This will force companies to monetize more quickly than they intended to and really think deeply about what projects and employees are adding value. It’ll force a lot of hard decisions. But ultimately, this will pay off.
4. Think through what a liquidity event looks like for your business
Not all companies are going to generate a $1 billion exit and make everyone involved exceedingly wealthy. Some companies will likely go out at a much smaller price tag and others are more suited to being lifestyle businesses. This is the year to be very realistic about what the TRUE potential for your company is and then make smart decisions around that. For instance, if you don’t expect in your heart of hearts that your company can IPO, don’t waste cycles trying to raise a big round at a big valuation.
This, of course, speaks to my prior post on the importance of tapping into alternative capital sources, whether it’s family offices, crowdfunding websites, or other forms of equity financing. Now is the time to explore your options and get smart. VCs are not the be all and end all.
5. Get into short-term survival mode
There’s lots of debate about there on the great growth versus profitability question. Some smart people are telling founders to find ways to break even. Others are big believers in going for broke and flaming out or taking off like a rocket ship.
I’m in the former camp. Unless the company is not working (back to my first point on the death of triage), it’s time for short-term survival mode thinking. Founders need to focus on unit economics and prove that the business works, so they can get to the next stage. There will be a time in the future when the market improves to step on the gas, but now is probably not that time. Buy yourself a bit more time and optionality. Rather than being forced to shut down because of lack of capital, being smart and sensible means, you are far more likely to be rewarded with a few extra years to figure it out. And sometimes, particularly in health care when things tend to be slower, that’s all you need.

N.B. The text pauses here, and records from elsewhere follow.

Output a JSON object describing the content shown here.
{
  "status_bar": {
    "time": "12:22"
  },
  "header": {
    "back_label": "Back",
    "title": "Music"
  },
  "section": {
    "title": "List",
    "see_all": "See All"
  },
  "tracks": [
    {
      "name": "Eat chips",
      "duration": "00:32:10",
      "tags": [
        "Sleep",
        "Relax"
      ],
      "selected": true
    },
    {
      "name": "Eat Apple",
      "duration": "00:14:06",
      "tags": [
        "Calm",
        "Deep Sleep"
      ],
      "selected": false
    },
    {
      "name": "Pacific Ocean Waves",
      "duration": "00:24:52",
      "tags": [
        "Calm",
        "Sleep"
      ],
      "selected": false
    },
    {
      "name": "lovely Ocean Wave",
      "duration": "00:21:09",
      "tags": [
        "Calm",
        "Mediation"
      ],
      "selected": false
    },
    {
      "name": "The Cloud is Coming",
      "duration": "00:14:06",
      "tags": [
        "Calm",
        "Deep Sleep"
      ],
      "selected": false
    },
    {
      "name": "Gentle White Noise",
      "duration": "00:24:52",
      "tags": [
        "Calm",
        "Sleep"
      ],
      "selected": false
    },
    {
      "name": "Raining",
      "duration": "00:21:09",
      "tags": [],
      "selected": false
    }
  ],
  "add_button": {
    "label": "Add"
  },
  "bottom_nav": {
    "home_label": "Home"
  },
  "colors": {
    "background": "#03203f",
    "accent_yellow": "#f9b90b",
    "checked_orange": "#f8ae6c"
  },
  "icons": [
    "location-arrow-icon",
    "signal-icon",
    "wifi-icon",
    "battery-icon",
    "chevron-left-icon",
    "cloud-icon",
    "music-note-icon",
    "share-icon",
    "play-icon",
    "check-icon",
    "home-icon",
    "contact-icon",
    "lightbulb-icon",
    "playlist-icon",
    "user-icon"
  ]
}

6. Think carefully about a down round versus structure
There’s a lot of conflicting advice in the startup world about whether it’s better to take the hit on valuation or take a term sheet that preserves valuation but includes what is known as “structure.” Structure refers to the set of provisions sometimes included in term sheets. What it usually means is that there’s an investor or set of investors on the cap table with senior preferences, so they get paid back before others. So that’s not great for the early investors and team. But conversely, taking a down round also has its downsides. It can lead to a morale hit for employees and it can dilute the ownership of the early team.
I polled my team on this - as well as the Internet -and most agree that a down round is preferential as long as it’s a clean term sheet. But that might also depend on the company’s goals for an exit. If you’re thinking it’s a quick sale, according to OMERS’ Michael Yang, go for that structure if you have to. But if you’re in it for the long run then take the clean term sheet with a down round. That’s also the opinion of Henry Gladwyn, one of the investors and former lawyers on our team. If it’s a straight equity round, he’d go for the down round versus structure. Structure, in his mind, is only worth doing for a convertible note. That said, he notes, “in 2024, take whatever you can to stay alive!”
What are your tips for founders in 2024? As always, I welcome feedback. I’m reachable on X at @Chrissyfarr, on LinkedIn or via email. You know where to find me.